400 real world “winter driving” mile range would allow me to go all electric without an extended range option. That’s what I’m holding out for!

(Until then, I’m loving my Volt!)

Not bad for a bunch of 16650s welded together.

Just to claify, that 85kwh version of the model S is like 100k.

Wow, cheaper than my Mercedes? Sold!

I love Tesla cars and am continually impressed by them. I wish I had the cash to afford one.

That being said, if you drain a battery down until the car doesn’t run anymore then you likely destroyed the battery in the process.

Sounds like these folks will be buying a new battery or Tesla will be replacing it under warranty.

We don’t hear many stories about hypermiling evs, so this one is a very welcome bit.

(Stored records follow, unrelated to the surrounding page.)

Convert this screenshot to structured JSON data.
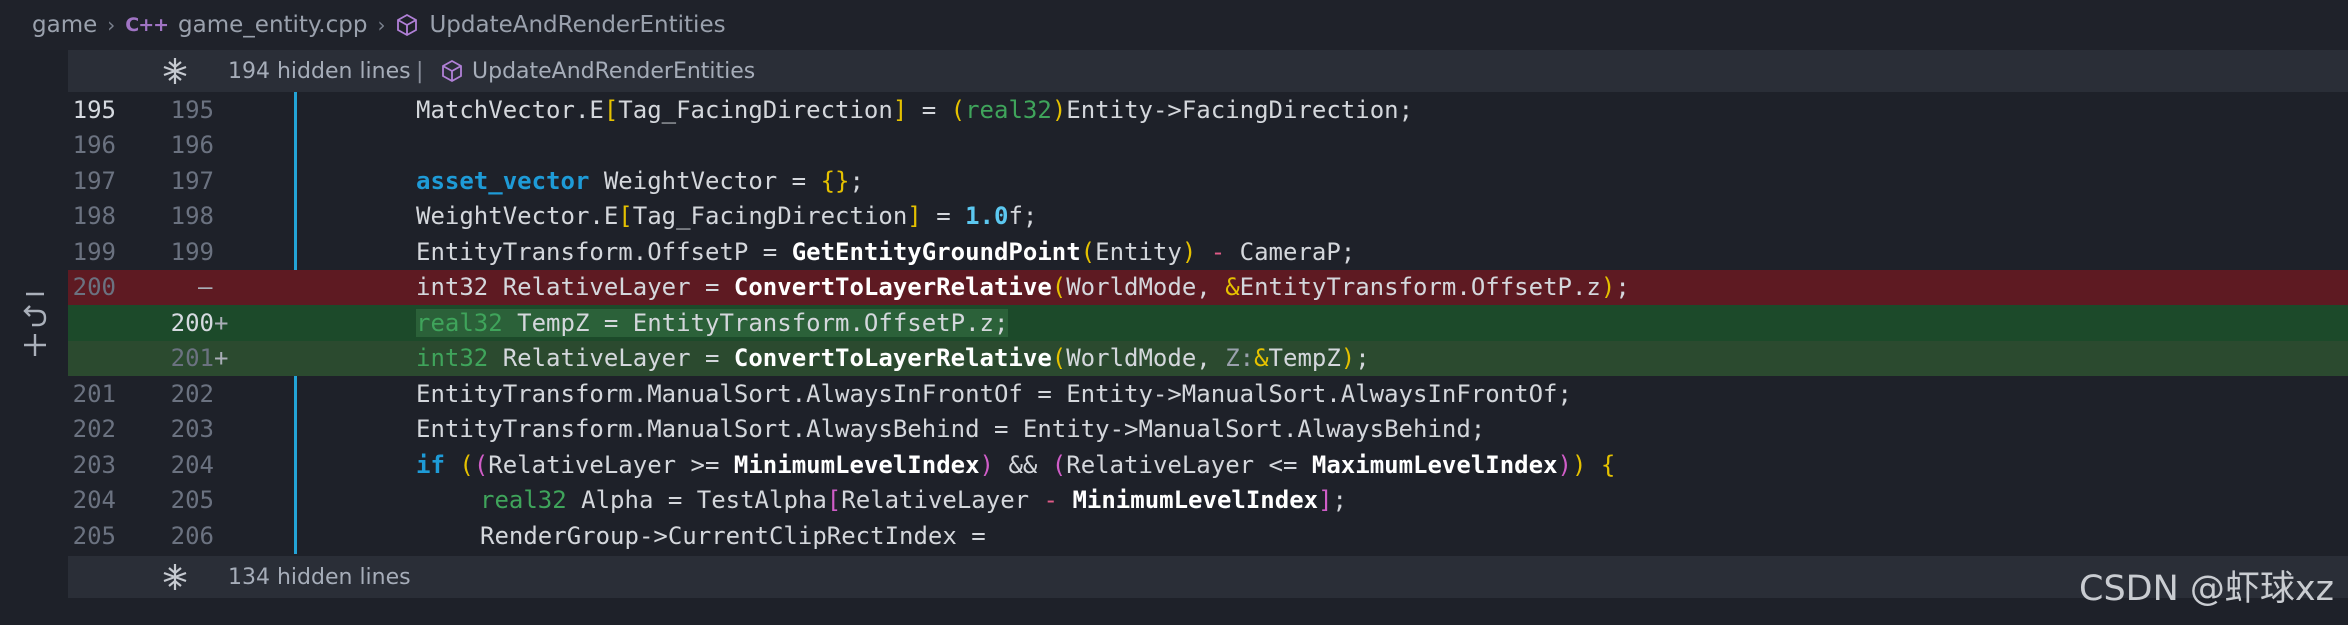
{
  "breadcrumb": {
    "folder": "game",
    "file": "game_entity.cpp",
    "file_icon": "C++",
    "symbol": "UpdateAndRenderEntities"
  },
  "folds": {
    "top": {
      "hidden": "194 hidden lines",
      "separator": "|",
      "function": "UpdateAndRenderEntities"
    },
    "bottom": {
      "hidden": "134 hidden lines"
    }
  },
  "gutter": {
    "l195": {
      "old": "195",
      "new": "195"
    },
    "l196": {
      "old": "196",
      "new": "196"
    },
    "l197": {
      "old": "197",
      "new": "197"
    },
    "l198": {
      "old": "198",
      "new": "198"
    },
    "l199": {
      "old": "199",
      "new": "199"
    },
    "l200del": {
      "old": "200",
      "marker": "—"
    },
    "l200add": {
      "new": "200",
      "marker": "+"
    },
    "l201add": {
      "new": "201",
      "marker": "+"
    },
    "l201": {
      "old": "201",
      "new": "202"
    },
    "l202": {
      "old": "202",
      "new": "203"
    },
    "l203": {
      "old": "203",
      "new": "204"
    },
    "l204": {
      "old": "204",
      "new": "205"
    },
    "l205": {
      "old": "205",
      "new": "206"
    }
  },
  "tokens": {
    "match_vector": "MatchVector.E",
    "tag_facing": "Tag_FacingDirection",
    "eq": " = ",
    "real32": "real32",
    "entity_facing": "Entity->FacingDirection;",
    "asset_vector": "asset_vector",
    "weight_vector_decl": " WeightVector = ",
    "empty_braces": "{}",
    "semi": ";",
    "weight_vector_e": "WeightVector.E",
    "one_f_num": "1.0",
    "f_suffix": "f;",
    "entity_transform_offset": "EntityTransform.OffsetP = ",
    "get_ground_point": "GetEntityGroundPoint",
    "entity": "Entity",
    "minus": " - ",
    "camera_p": "CameraP;",
    "int32": "int32",
    "relative_layer_decl": " RelativeLayer = ",
    "convert_fn": "ConvertToLayerRelative",
    "world_mode": "WorldMode, ",
    "amp": "&",
    "offset_z": "EntityTransform.OffsetP.z",
    "close_semi": ";",
    "tempz_decl": " TempZ = EntityTransform.OffsetP.z;",
    "z_label": "Z:",
    "tempz": "TempZ",
    "manual_front": "EntityTransform.ManualSort.AlwaysInFrontOf = Entity->ManualSort.AlwaysInFrontOf;",
    "manual_behind": "EntityTransform.ManualSort.AlwaysBehind = Entity->ManualSort.AlwaysBehind;",
    "if_kw": "if",
    "relative_layer": "RelativeLayer",
    "ge": " >= ",
    "min_level": "MinimumLevelIndex",
    "and": " && ",
    "le": " <= ",
    "max_level": "MaximumLevelIndex",
    "open_brace": "{",
    "alpha_decl": " Alpha = TestAlpha",
    "render_group": "RenderGroup->CurrentClipRectIndex ="
  },
  "watermark": "CSDN @虾球xz",
  "colors": {
    "deleted_bg": "#5e1a22",
    "added_bg": "#1d4a2a",
    "keyword": "#1e9bd7",
    "type": "#3fa45b",
    "bracket_gold": "#e5c100",
    "bracket_pink": "#d05dc8"
  }
}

Anyone who has owned a hybrid or connected a scan guage to a conventional oil burner to experiment with maximizing their
mileage results realizes he could push any ev further on a charge than any lead-footed hack without a clue of pulse-and-
glide or momentum driving. This acknowledged, 423 miles in
the superb Tesla S is a significant accomplishment and no
“stunt”. We know this because this story has drawn out the
“Boo Birds” who tirelessly seek to point out the same old,
tired falsities about electrics such as we see here – like,
“evs aren’t ready for prime time”, “evs are for the rich˝,
or the one that always elicits an eye-roll or heavy sigh –
“evs are powered by dirty coal”.